Over 200 years ago, the residents of Paris spent 12 hard-earned sous to walk through a little wax museum on the Boulevard du Temple, in order to be titillated by the well-molded figure of the court
Every now and then you come across a writer and wonder—while reading his or her latest tome—how on earth you haven’t read their books before.
This first book in a planned series of children’s books targets a very precise audience. The Hospital Critterz series was created for ill and hospitalized children and their families.
The current recession sets the backdrop for Where I Belong, Gwendolyn Heasley’s debut novel.
I admit that this review was a difficult one for me to write. How do you comment on a graphic novel adaption of an Ayn Rand book without talking about Ayn Rand herself?
Do men really find women who knit sexy?
“A story is like a dance. It takes at least two people to make it come to life, the one who does the telling and the one who does the listening.”
Told in blank verse, this story of the early pirates touches on a universal theme of children growing up without adequate adult role models.
Don’t let the diminutive size of Sometimes I Feel Like a Nut: Essays & Observations fool you—it’s filled with big laughs, emotions, angst and enough four-letter words to get Kargman ki
Meghan Chase is a somewhat human girl who once lived a somewhat normal life.
Hummingbirds: Facts and Folklore from the Americas lives up to the promise of its title.
What’s for Dinner? Quirky, Squirmy Poems from the Animal World is far more than a collection of 29 delightful and sometimes surprising poems for children.
Robert Olen Butler, best known for A Good Scent From a Strange Mountain, his 1993 Pulitzer-Prize winning collection of short stories, has been turning out first-rate fiction for three deca
Were it possible to review Imogen Robertson’s debut historical mystery, Instruments of Darkness, through two separate lenses—first as a straight historical novel, and, secondly, as a strai
With the same imagery and tone as Sleepy Hollow and a hint of The Village’s mystery, Sarah Blakely Cartwright has written a novel based on David Leslie Johnson’s screenplay for th
The last time I conscientiously ventured into the murky, tangled world of New England literature was a back-to-back reading of The Crucible and The Scarlet Letter my junior year i
Sometimes the scope of human tragedy is too large to comprehend. The mind grasps for alternate explanations in order to come to terms with staggering loss.
This first novel by John Micaud is certainly packed with family and their place and life details.
Dogtag Summer brings to life a piece of American history so recent and so raw that most kids won’t get to study it history class, and it does so in a way that is both emotionally wrenching
Len Fisher is an author of popular science, and his How to Dunk a Doughnut was named Best Popular Science Book of the Year by the American Institute of Physics.
This is a tale of how friendship can bloom and warm the most unique of hearts.
Courtney Milan’s latest novel Unveiled demonstrates why she is the author to watch in historical romance.
Plenty of great Scottish crime writers have entertained us for years with their special blend of deadly Celtic noir.
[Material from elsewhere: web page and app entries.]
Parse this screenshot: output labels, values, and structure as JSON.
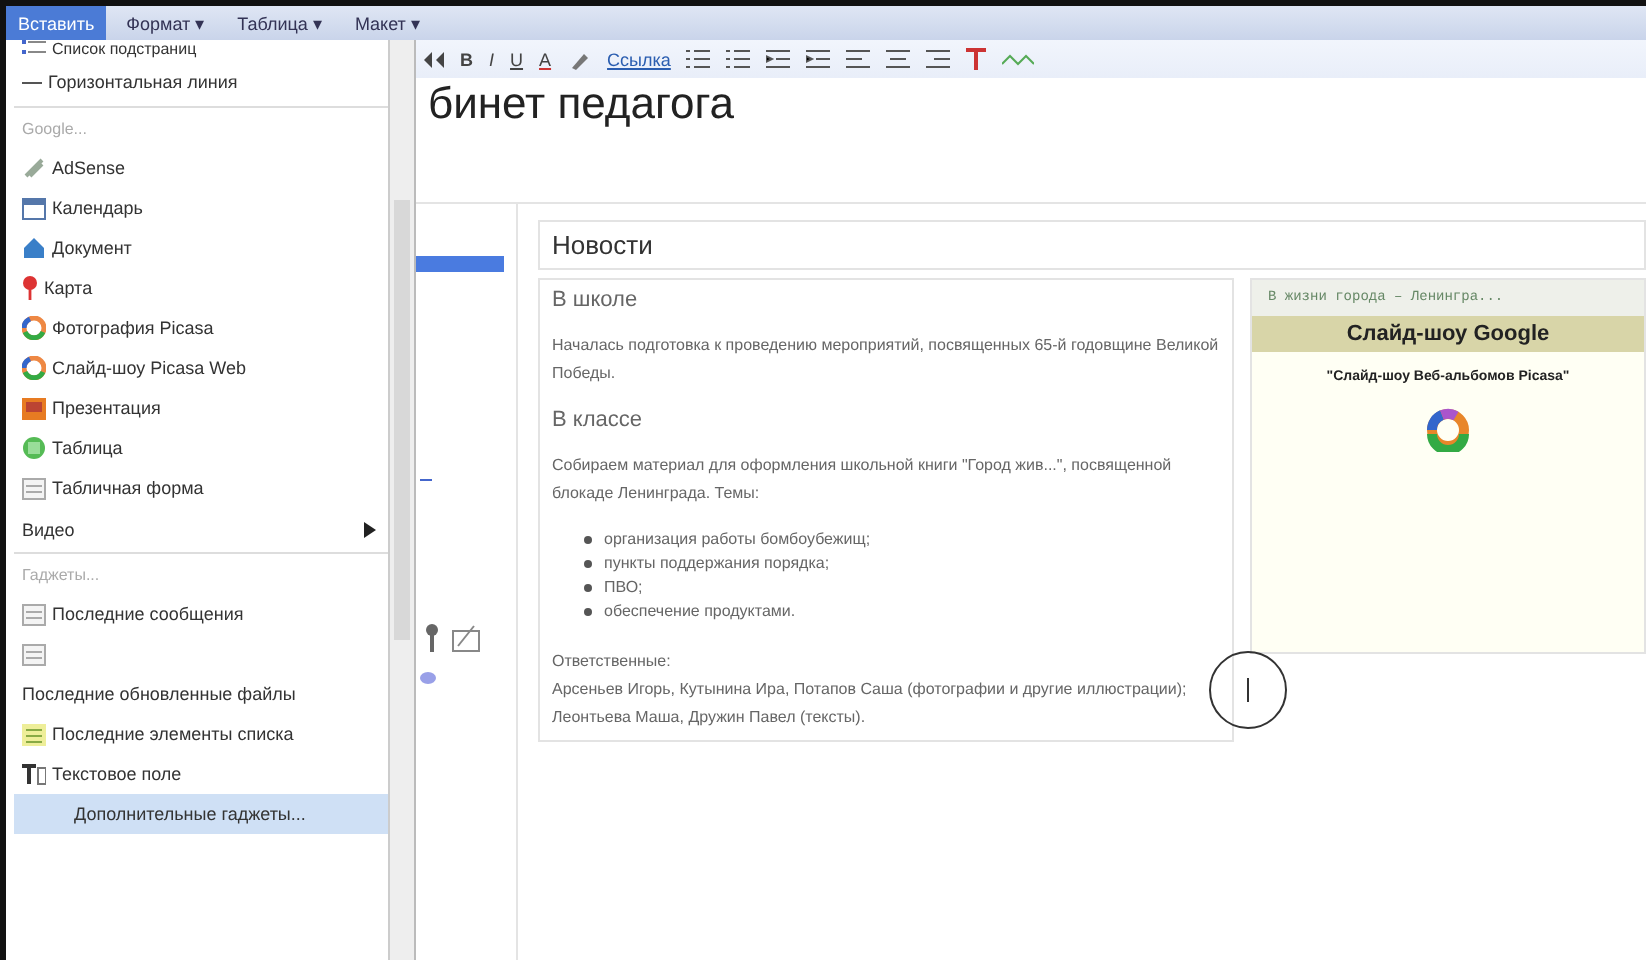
{
  "menu_bar": [
    {
      "label": "Вставить",
      "selected": true
    },
    {
      "label": "Формат ▾",
      "selected": false
    },
    {
      "label": "Таблица ▾",
      "selected": false
    },
    {
      "label": "Макет ▾",
      "selected": false
    }
  ],
  "toolbar": {
    "bold": "B",
    "italic": "I",
    "underline": "U",
    "text_color": "A",
    "link": "Ссылка"
  },
  "page_title": "бинет педагога",
  "insert_menu": [
    {
      "kind": "item",
      "label": "Список подстраниц"
    },
    {
      "kind": "item",
      "label": "Горизонтальная линия"
    },
    {
      "kind": "header",
      "label": "Google..."
    },
    {
      "kind": "item",
      "label": "AdSense"
    },
    {
      "kind": "item",
      "label": "Календарь"
    },
    {
      "kind": "item",
      "label": "Документ"
    },
    {
      "kind": "item",
      "label": "Карта"
    },
    {
      "kind": "item",
      "label": "Фотография Picasa"
    },
    {
      "kind": "item",
      "label": "Слайд-шоу Picasa Web"
    },
    {
      "kind": "item",
      "label": "Презентация"
    },
    {
      "kind": "item",
      "label": "Таблица"
    },
    {
      "kind": "item",
      "label": "Табличная форма"
    },
    {
      "kind": "submenu",
      "label": "Видео"
    },
    {
      "kind": "header",
      "label": "Гаджеты..."
    },
    {
      "kind": "item",
      "label": "Последние сообщения"
    },
    {
      "kind": "item"
    },
    {
      "kind": "item",
      "label": "Последние обновленные файлы"
    },
    {
      "kind": "item",
      "label": "Последние элементы списка"
    },
    {
      "kind": "item",
      "label": "Текстовое поле"
    },
    {
      "kind": "highlight",
      "label": "Дополнительные гаджеты..."
    }
  ],
  "news": {
    "title": "Новости",
    "blocks": [
      {
        "kind": "heading",
        "text": "В школе"
      },
      {
        "kind": "paragraph",
        "text": "Началась подготовка к проведению мероприятий, посвященных 65-й годовщине Великой Победы."
      },
      {
        "kind": "heading",
        "text": "В классе"
      },
      {
        "kind": "paragraph",
        "text": "Собираем материал для оформления школьной книги \"Город жив...\", посвященной блокаде Ленинграда. Темы:"
      },
      {
        "kind": "bullets",
        "items": [
          "организация работы бомбоубежищ;",
          "пункты поддержания порядка;",
          "ПВО;",
          "обеспечение продуктами."
        ]
      },
      {
        "kind": "lines",
        "items": [
          "Ответственные:",
          "Арсеньев Игорь, Кутынина Ира, Потапов Саша (фотографии и другие иллюстрации);",
          "Леонтьева Маша, Дружин Павел (тексты)."
        ]
      }
    ]
  },
  "gadget": {
    "header": "В жизни города – Ленингра...",
    "title": "Слайд-шоу Google",
    "caption": "\"Слайд-шоу Веб-альбомов Picasa\""
  }
}
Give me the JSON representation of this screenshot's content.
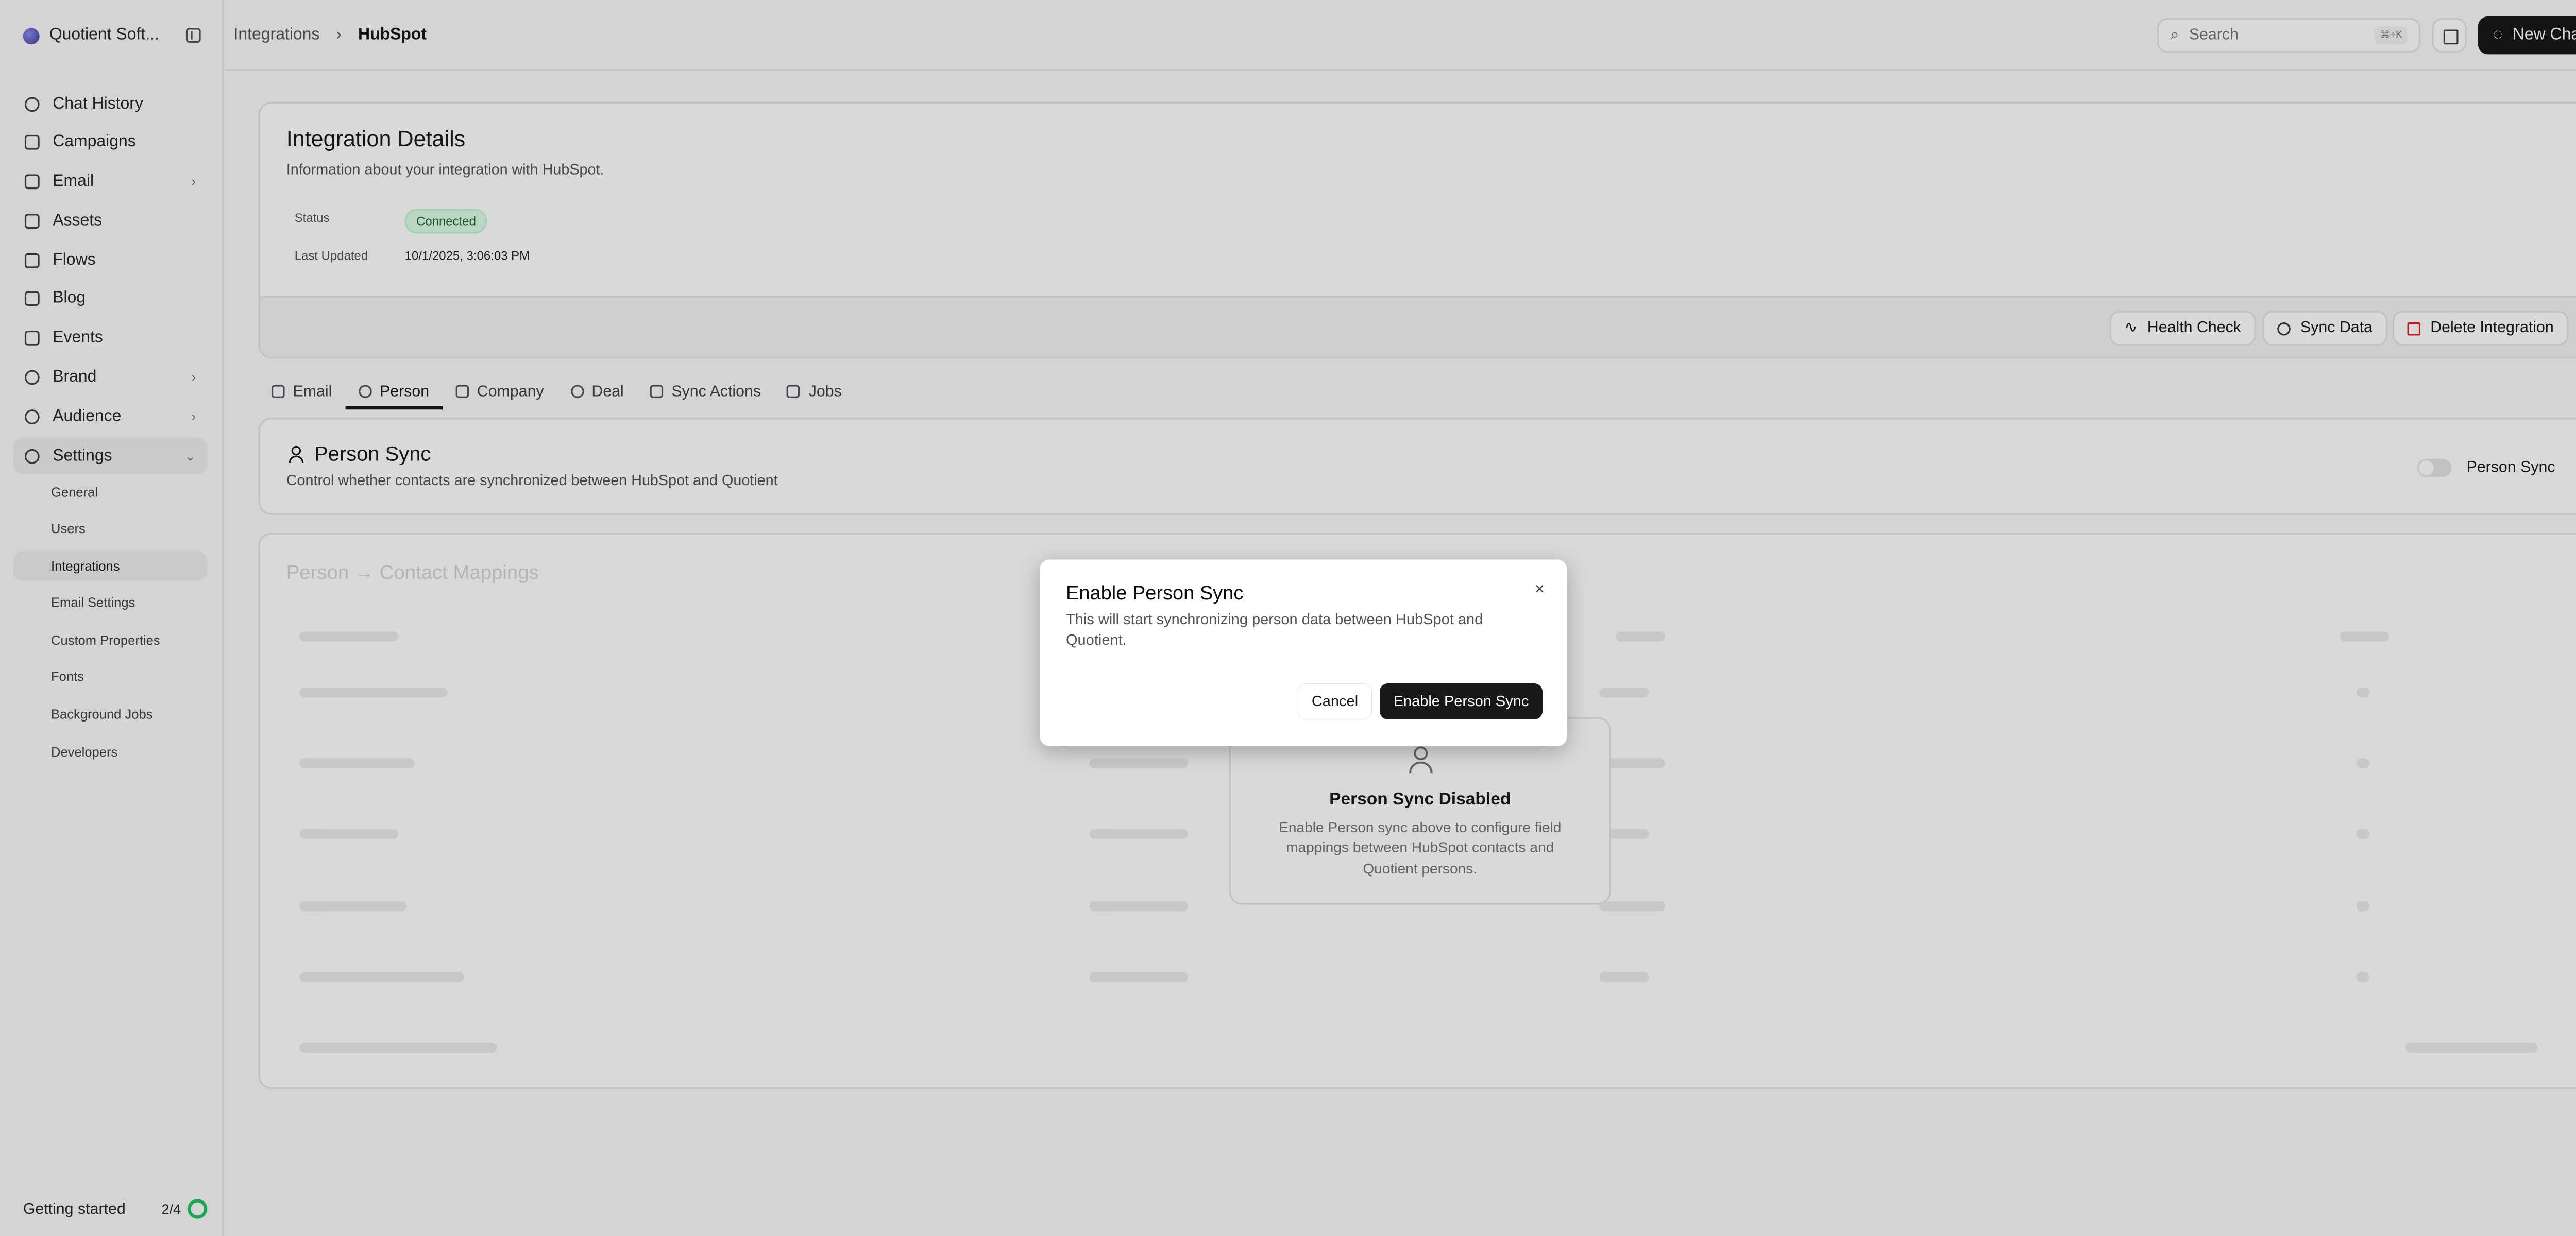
{
  "workspace": {
    "name": "Quotient Soft..."
  },
  "sidebar": {
    "items": [
      {
        "label": "Chat History",
        "icon": "history-icon"
      },
      {
        "label": "Campaigns",
        "icon": "calendar-icon"
      },
      {
        "label": "Email",
        "icon": "mail-icon",
        "chevron": "›"
      },
      {
        "label": "Assets",
        "icon": "image-icon"
      },
      {
        "label": "Flows",
        "icon": "flow-icon"
      },
      {
        "label": "Blog",
        "icon": "book-icon"
      },
      {
        "label": "Events",
        "icon": "calendar-icon"
      },
      {
        "label": "Brand",
        "icon": "palette-icon",
        "chevron": "›"
      },
      {
        "label": "Audience",
        "icon": "users-icon",
        "chevron": "›"
      },
      {
        "label": "Settings",
        "icon": "gear-icon",
        "chevron": "⌄"
      }
    ],
    "settings_sub": [
      "General",
      "Users",
      "Integrations",
      "Email Settings",
      "Custom Properties",
      "Fonts",
      "Background Jobs",
      "Developers"
    ],
    "getting_started": {
      "label": "Getting started",
      "progress": "2/4"
    }
  },
  "topbar": {
    "breadcrumb": [
      "Integrations",
      "HubSpot"
    ],
    "search_placeholder": "Search",
    "search_shortcut": "⌘+K",
    "new_chat": "New Chat"
  },
  "details": {
    "title": "Integration Details",
    "description": "Information about your integration with HubSpot.",
    "status_label": "Status",
    "status_value": "Connected",
    "updated_label": "Last Updated",
    "updated_value": "10/1/2025, 3:06:03 PM",
    "buttons": {
      "health": "Health Check",
      "sync": "Sync Data",
      "delete": "Delete Integration"
    }
  },
  "tabs": [
    "Email",
    "Person",
    "Company",
    "Deal",
    "Sync Actions",
    "Jobs"
  ],
  "person_sync": {
    "title": "Person Sync",
    "description": "Control whether contacts are synchronized between HubSpot and Quotient",
    "toggle_label": "Person Sync"
  },
  "mappings": {
    "title": "Person → Contact Mappings",
    "disabled_title": "Person Sync Disabled",
    "disabled_desc": "Enable Person sync above to configure field mappings between HubSpot contacts and Quotient persons."
  },
  "dialog": {
    "title": "Enable Person Sync",
    "description": "This will start synchronizing person data between HubSpot and Quotient.",
    "cancel": "Cancel",
    "confirm": "Enable Person Sync",
    "close": "×"
  },
  "colors": {
    "accent": "#18181b",
    "success_bg": "#dcfce7",
    "success_text": "#166534",
    "danger": "#dc2626"
  }
}
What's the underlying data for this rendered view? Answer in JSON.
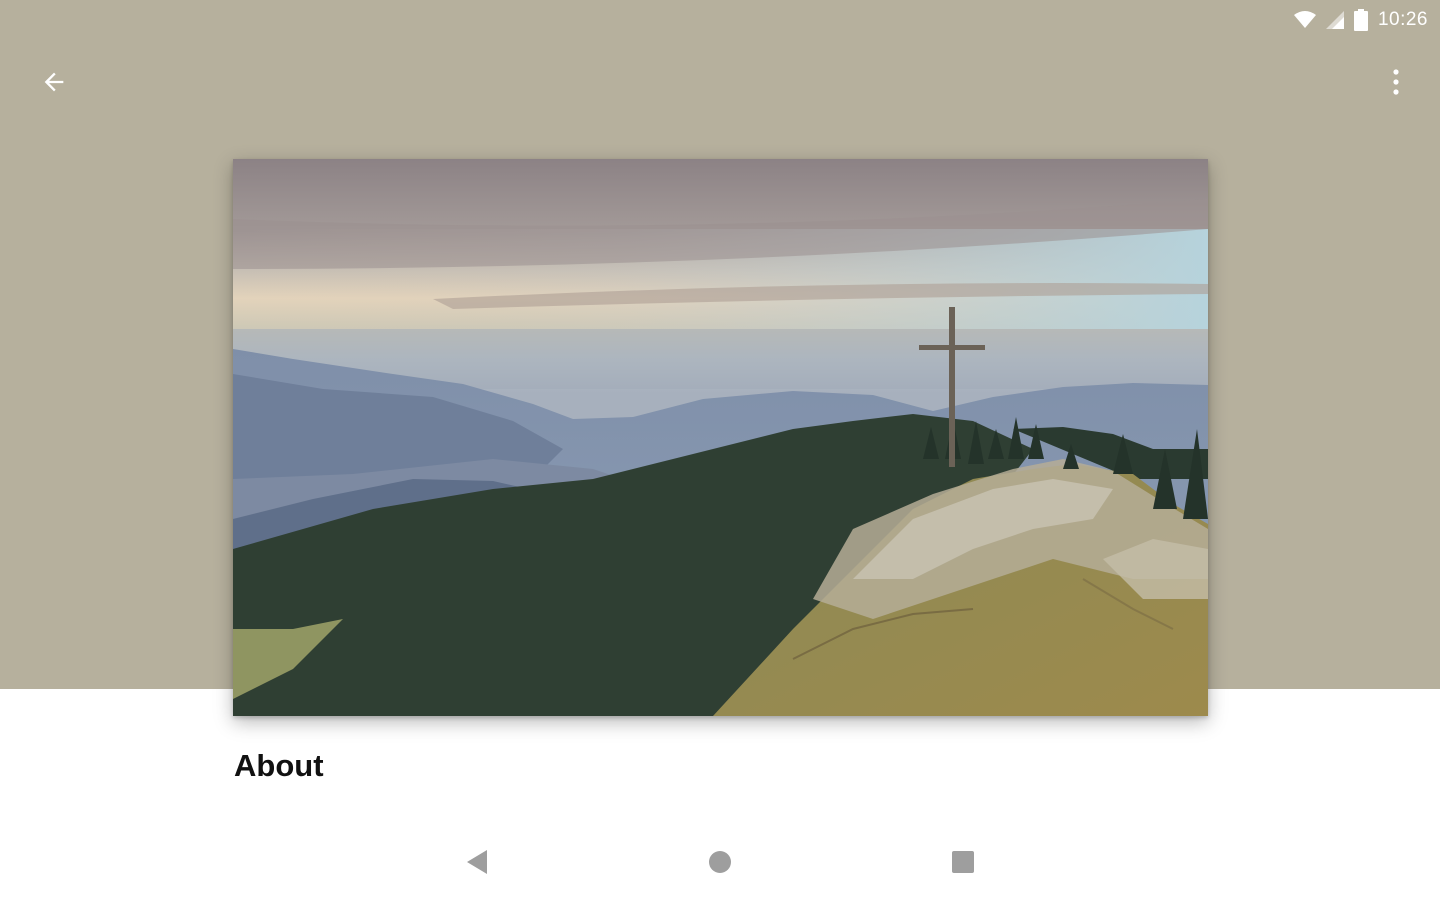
{
  "status_bar": {
    "time": "10:26",
    "wifi_icon": "wifi-icon",
    "signal_icon": "cell-signal-icon",
    "battery_icon": "battery-icon"
  },
  "app_bar": {
    "back_icon": "arrow-back-icon",
    "overflow_icon": "more-vert-icon"
  },
  "hero_image": {
    "description_icon": "landscape-photo"
  },
  "content": {
    "section_title": "About"
  },
  "nav_bar": {
    "back_icon": "nav-back-triangle-icon",
    "home_icon": "nav-home-circle-icon",
    "recents_icon": "nav-recents-square-icon"
  },
  "colors": {
    "header_bg": "#b6b09d",
    "page_bg": "#ffffff",
    "title_text": "#111111",
    "nav_icons": "#9e9e9e"
  }
}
Val McDermid, Ian Rankin, Allan Guthrie, Stuart MacBride—to name but a few.
Successfully mixing two genres—comedy and crime—is a daunting task, but talented writers, like Tim Dorsey, manage to accomplish what readers seek in the mixture of the two.
Eloisa James has splendidly blended an old-fashioned fairy tale with a new-fangled romance and a popular television show, giving readers humor mixed with touching romance and titillating passion.